S. Florida judges brace for a possible fallout of the foreclosure mediation program
By Kluger, Kaplan, Silverman, Katzen & Levine, P.L. October 28, 2011
Weeding out borrowers who have abandoned their homes and enforcing a “good faith” requirement on lenders may improve a foundering statewide foreclosure mediation program.
By Kimberly Miller
Palm Beach Post Staff Writer
Palm Beach County Chief Judge Peter Blanc said weeding out borrowers who have abandoned their homes and enforcing a “good faith” requirement on lenders may improve a foundering statewide foreclosure mediation program.
Last week, a judicial committee recommended the mandatory program be eliminated, suggesting instead that each of the 20 circuit courts be allowed to opt-in to a newly created uniform plan.
While Florida’s Supreme Court justices mull the advice to end their once-heralded 2009 program, chief judges statewide find the ball may soon be in their court as to how to handle foreclosure mediation in the face of bank resistance and weak homeowner participation.
“I agree the process can be approved, as can just about any process,” said Blanc, whose 15th Circuit Court has a backlog of about 23,700 foreclosure cases in Palm Beach County. “It also seems to me that we should spend some time trying to address some of the factors mentioned that can have a negative impact on the mediation success rate.”
The report noted several reasons mandatory mediation has not lived up to expectations, including lenders’ failure to send representatives with full authority to negotiate a settlement and a refusal to consider more than a narrow range of settlement options.
Another concern is that borrowers under siege by companies offering foreclosure prevention assistance were uncertain of the legitimacy of the court-ordered program and didn’t respond to invitations to participate.
Just 14 percent of all eligible borrowers participated in mediation.
Banks pay up to $400 per case for mediation managers to locate borrowers and have them participate in financial counseling – a requirement under the program.

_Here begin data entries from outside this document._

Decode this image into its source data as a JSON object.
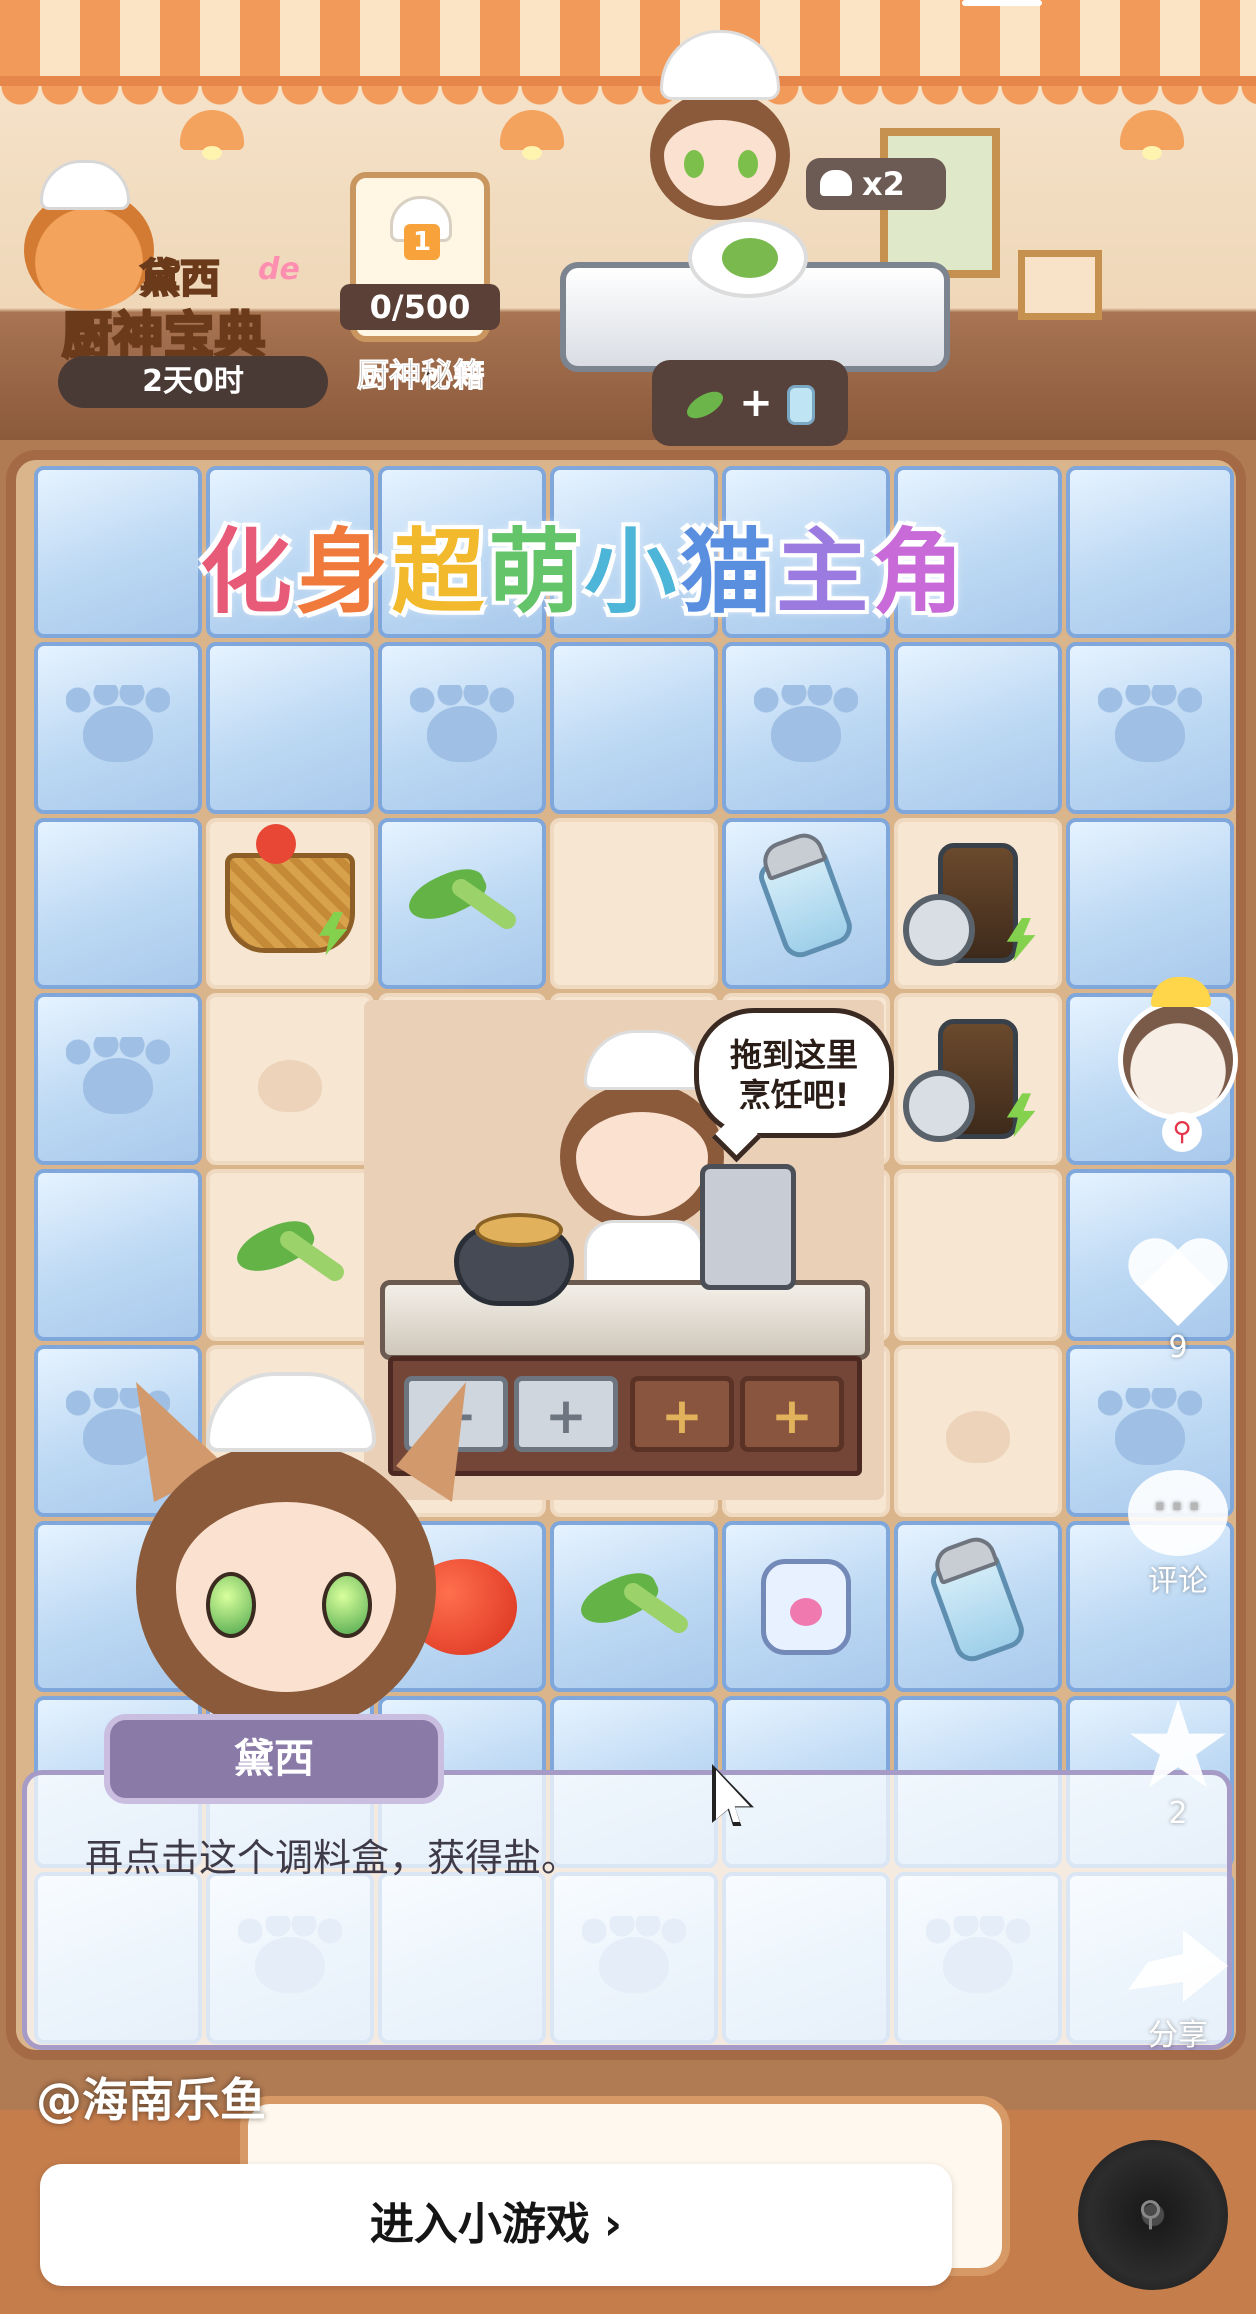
{
  "event": {
    "name": "黛西",
    "name_suffix": "de",
    "title": "厨神宝典",
    "timer": "2天0时"
  },
  "recipe_book": {
    "level": "1",
    "progress": "0/500",
    "label": "厨神秘籍"
  },
  "order": {
    "multiplier": "x2",
    "recipe_plus": "+"
  },
  "banner": {
    "chars": [
      {
        "text": "化",
        "color": "#e85b78"
      },
      {
        "text": "身",
        "color": "#f07a3c"
      },
      {
        "text": "超",
        "color": "#f2b92c"
      },
      {
        "text": "萌",
        "color": "#63c46a"
      },
      {
        "text": "小",
        "color": "#4cb5d8"
      },
      {
        "text": "猫",
        "color": "#5a8fe0"
      },
      {
        "text": "主",
        "color": "#9c7be0"
      },
      {
        "text": "角",
        "color": "#c86ad8"
      }
    ]
  },
  "kitchen": {
    "speech": "拖到这里烹饪吧!",
    "speech_line1": "拖到这里",
    "speech_line2": "烹饪吧!",
    "slot_symbol": "+"
  },
  "dialog": {
    "speaker": "黛西",
    "text": "再点击这个调料盒，获得盐。"
  },
  "social": {
    "like_count": "9",
    "comment_label": "评论",
    "comment_dots": "···",
    "favorite_count": "2",
    "share_label": "分享",
    "link_icon": "link-icon"
  },
  "footer": {
    "watermark": "@海南乐鱼",
    "enter_button": "进入小游戏",
    "enter_chevron": "›"
  },
  "colors": {
    "ice": "#bcd8f3",
    "floor": "#f6e6d2",
    "board_border": "#a46a45",
    "dialog_tag": "#8a7aa7"
  }
}
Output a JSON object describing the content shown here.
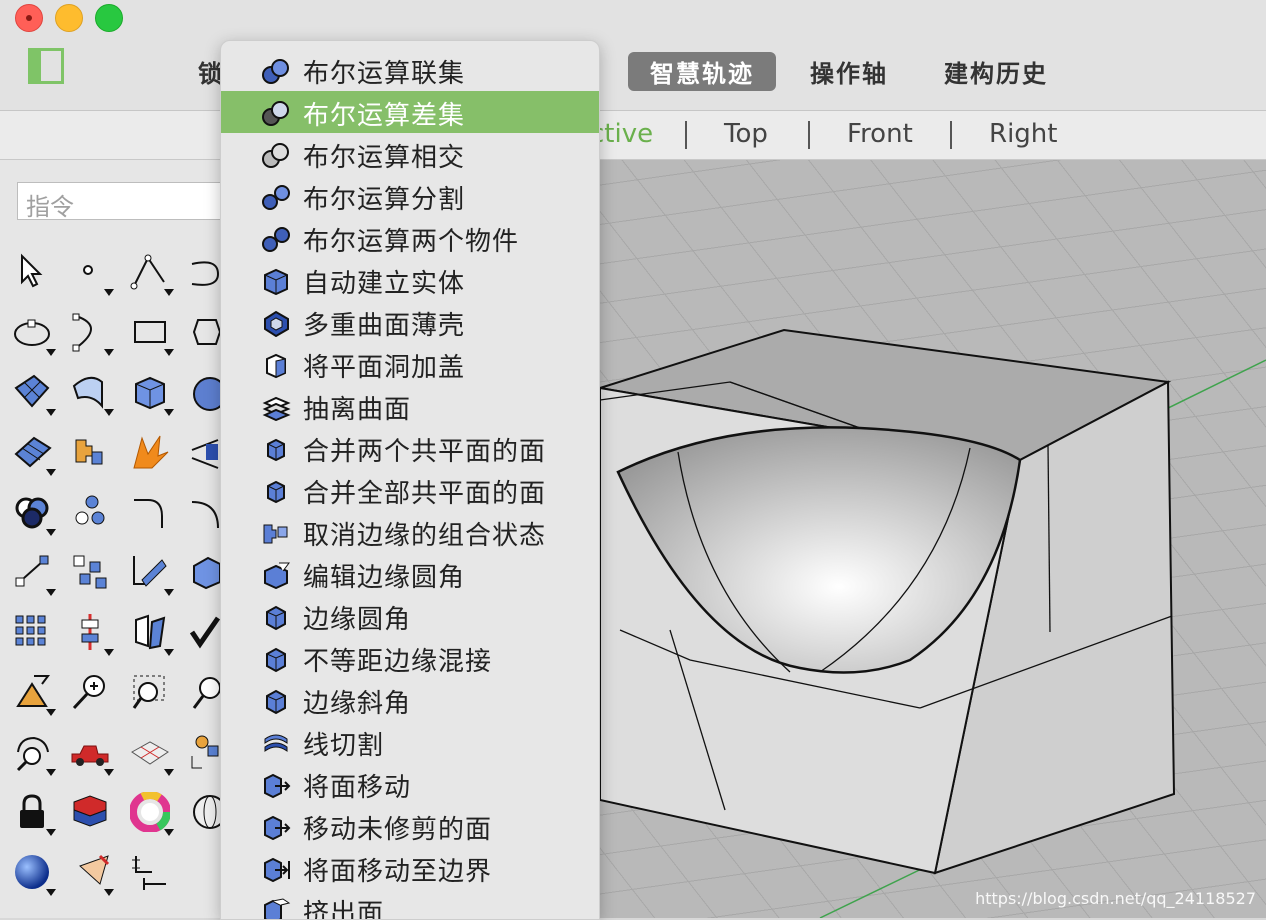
{
  "window": {
    "toolbar_items": {
      "lock": "锁",
      "smart_track": "智慧轨迹",
      "gumball": "操作轴",
      "history": "建构历史"
    }
  },
  "viewport_tabs": [
    {
      "label": "ctive",
      "active": true
    },
    {
      "label": "Top",
      "active": false
    },
    {
      "label": "Front",
      "active": false
    },
    {
      "label": "Right",
      "active": false
    }
  ],
  "command": {
    "placeholder": "指令"
  },
  "menu": {
    "items": [
      {
        "label": "布尔运算联集",
        "icon": "boolean-union-icon"
      },
      {
        "label": "布尔运算差集",
        "icon": "boolean-difference-icon",
        "highlighted": true
      },
      {
        "label": "布尔运算相交",
        "icon": "boolean-intersection-icon"
      },
      {
        "label": "布尔运算分割",
        "icon": "boolean-split-icon"
      },
      {
        "label": "布尔运算两个物件",
        "icon": "boolean-two-objects-icon"
      },
      {
        "label": "自动建立实体",
        "icon": "create-solid-icon"
      },
      {
        "label": "多重曲面薄壳",
        "icon": "shell-icon"
      },
      {
        "label": "将平面洞加盖",
        "icon": "cap-icon"
      },
      {
        "label": "抽离曲面",
        "icon": "extract-surface-icon"
      },
      {
        "label": "合并两个共平面的面",
        "icon": "merge-face-icon"
      },
      {
        "label": "合并全部共平面的面",
        "icon": "merge-all-faces-icon"
      },
      {
        "label": "取消边缘的组合状态",
        "icon": "unjoin-edge-icon"
      },
      {
        "label": "编辑边缘圆角",
        "icon": "edit-fillet-edge-icon"
      },
      {
        "label": "边缘圆角",
        "icon": "fillet-edge-icon"
      },
      {
        "label": "不等距边缘混接",
        "icon": "blend-edge-icon"
      },
      {
        "label": "边缘斜角",
        "icon": "chamfer-edge-icon"
      },
      {
        "label": "线切割",
        "icon": "wire-cut-icon"
      },
      {
        "label": "将面移动",
        "icon": "move-face-icon"
      },
      {
        "label": "移动未修剪的面",
        "icon": "move-untrimmed-face-icon"
      },
      {
        "label": "将面移动至边界",
        "icon": "move-face-to-boundary-icon"
      },
      {
        "label": "挤出面",
        "icon": "extrude-face-icon"
      }
    ]
  },
  "watermark": "https://blog.csdn.net/qq_24118527",
  "colors": {
    "highlight": "#86bf69",
    "active_tab": "#6ab04c",
    "smart_track_bg": "#7b7b7b"
  }
}
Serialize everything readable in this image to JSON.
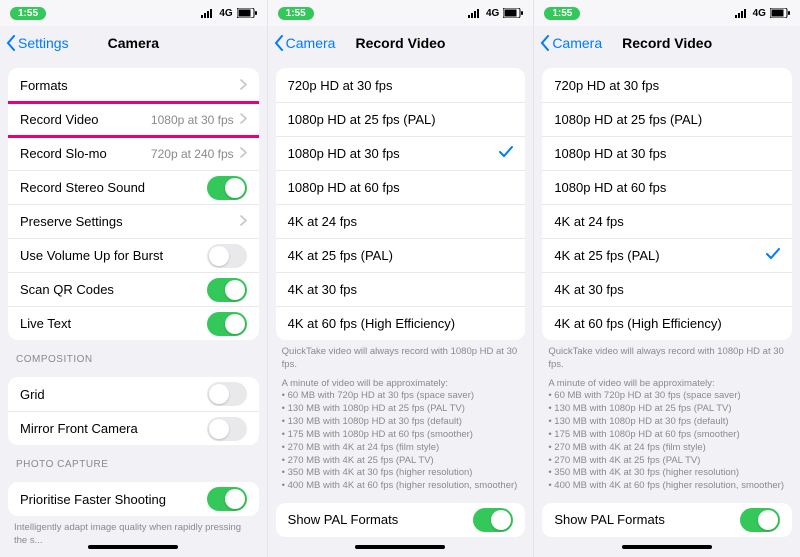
{
  "status": {
    "time": "1:55",
    "net": "4G"
  },
  "p1": {
    "back": "Settings",
    "title": "Camera",
    "rows": {
      "formats": "Formats",
      "record_video": "Record Video",
      "record_video_val": "1080p at 30 fps",
      "record_slomo": "Record Slo-mo",
      "record_slomo_val": "720p at 240 fps",
      "stereo": "Record Stereo Sound",
      "stereo_on": true,
      "preserve": "Preserve Settings",
      "vol_burst": "Use Volume Up for Burst",
      "vol_burst_on": false,
      "qr": "Scan QR Codes",
      "qr_on": true,
      "live": "Live Text",
      "live_on": true
    },
    "section_composition": "COMPOSITION",
    "comp": {
      "grid": "Grid",
      "grid_on": false,
      "mirror": "Mirror Front Camera",
      "mirror_on": false
    },
    "section_capture": "PHOTO CAPTURE",
    "capture": {
      "prioritise": "Prioritise Faster Shooting",
      "prioritise_on": true
    },
    "footer": "Intelligently adapt image quality when rapidly pressing the s..."
  },
  "p2": {
    "back": "Camera",
    "title": "Record Video",
    "options": [
      {
        "label": "720p HD at 30 fps"
      },
      {
        "label": "1080p HD at 25 fps (PAL)"
      },
      {
        "label": "1080p HD at 30 fps",
        "checked": true
      },
      {
        "label": "1080p HD at 60 fps"
      },
      {
        "label": "4K at 24 fps"
      },
      {
        "label": "4K at 25 fps (PAL)"
      },
      {
        "label": "4K at 30 fps"
      },
      {
        "label": "4K at 60 fps (High Efficiency)"
      }
    ],
    "hint": "QuickTake video will always record with 1080p HD at 30 fps.",
    "approx_intro": "A minute of video will be approximately:",
    "approx": [
      "60 MB with 720p HD at 30 fps (space saver)",
      "130 MB with 1080p HD at 25 fps (PAL TV)",
      "130 MB with 1080p HD at 30 fps (default)",
      "175 MB with 1080p HD at 60 fps (smoother)",
      "270 MB with 4K at 24 fps (film style)",
      "270 MB with 4K at 25 fps (PAL TV)",
      "350 MB with 4K at 30 fps (higher resolution)",
      "400 MB with 4K at 60 fps (higher resolution, smoother)"
    ],
    "pal": "Show PAL Formats",
    "pal_on": true
  },
  "p3": {
    "back": "Camera",
    "title": "Record Video",
    "options": [
      {
        "label": "720p HD at 30 fps"
      },
      {
        "label": "1080p HD at 25 fps (PAL)"
      },
      {
        "label": "1080p HD at 30 fps"
      },
      {
        "label": "1080p HD at 60 fps"
      },
      {
        "label": "4K at 24 fps"
      },
      {
        "label": "4K at 25 fps (PAL)",
        "checked": true
      },
      {
        "label": "4K at 30 fps"
      },
      {
        "label": "4K at 60 fps (High Efficiency)"
      }
    ],
    "hint": "QuickTake video will always record with 1080p HD at 30 fps.",
    "approx_intro": "A minute of video will be approximately:",
    "approx": [
      "60 MB with 720p HD at 30 fps (space saver)",
      "130 MB with 1080p HD at 25 fps (PAL TV)",
      "130 MB with 1080p HD at 30 fps (default)",
      "175 MB with 1080p HD at 60 fps (smoother)",
      "270 MB with 4K at 24 fps (film style)",
      "270 MB with 4K at 25 fps (PAL TV)",
      "350 MB with 4K at 30 fps (higher resolution)",
      "400 MB with 4K at 60 fps (higher resolution, smoother)"
    ],
    "pal": "Show PAL Formats",
    "pal_on": true
  }
}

Another $350 is paid by lenders to complete mediation.
Blanc said excluding borrowers who have walked away from homes, in effect, giving up the property, could make the program more efficient.
“At the same time, finding a way to enforce a good faith requirement on lenders to fairly consider the full range of settlement options, including short sales and deeds in lieu of foreclosure (not just refinancing), could both streamline the process and improve the outcomes,” Blanc said.
Statewide, 3.6 percent of all cases referred to mediation in a yearlong period beginning in March 2010 ended in a written agreement between the lender and homeowner.
The judicial assistant for Broward County Circuit Court Judge Peter Weinstein said today that he hadn’t read last week’s recommendation yet and couldn’t comment.
Miami-Dade County Circuit Court Judge Jennifer Bailey, who sat on both the 2009 committee that originally recommended mandatory mediation as well as the recent committee that suggested it be optional, said it would be inappropriate for her to comment while the report is pending a Supreme Court response.
“As far as the mediation concept, it was excellent, that wasn’t the problem,” said Chief Judge Steven Levin, who leads the 19th Circuit Court, which includes Martin and St. Lucie counties. “Certainly it has its advantages and has worked to solve cases, but whether that’s enough to keep the program is based on numbers,” Levin said.
Proponents of the program disagree.
Jeffrey Kasky, a Pompano Beach-based attorney and mediator, said a paperwork exchange at mediation often leads to a loan modification within three months.
“In many mediations the borrower says it’s the first time they’ve ever gotten the full attention of the lender,” he said.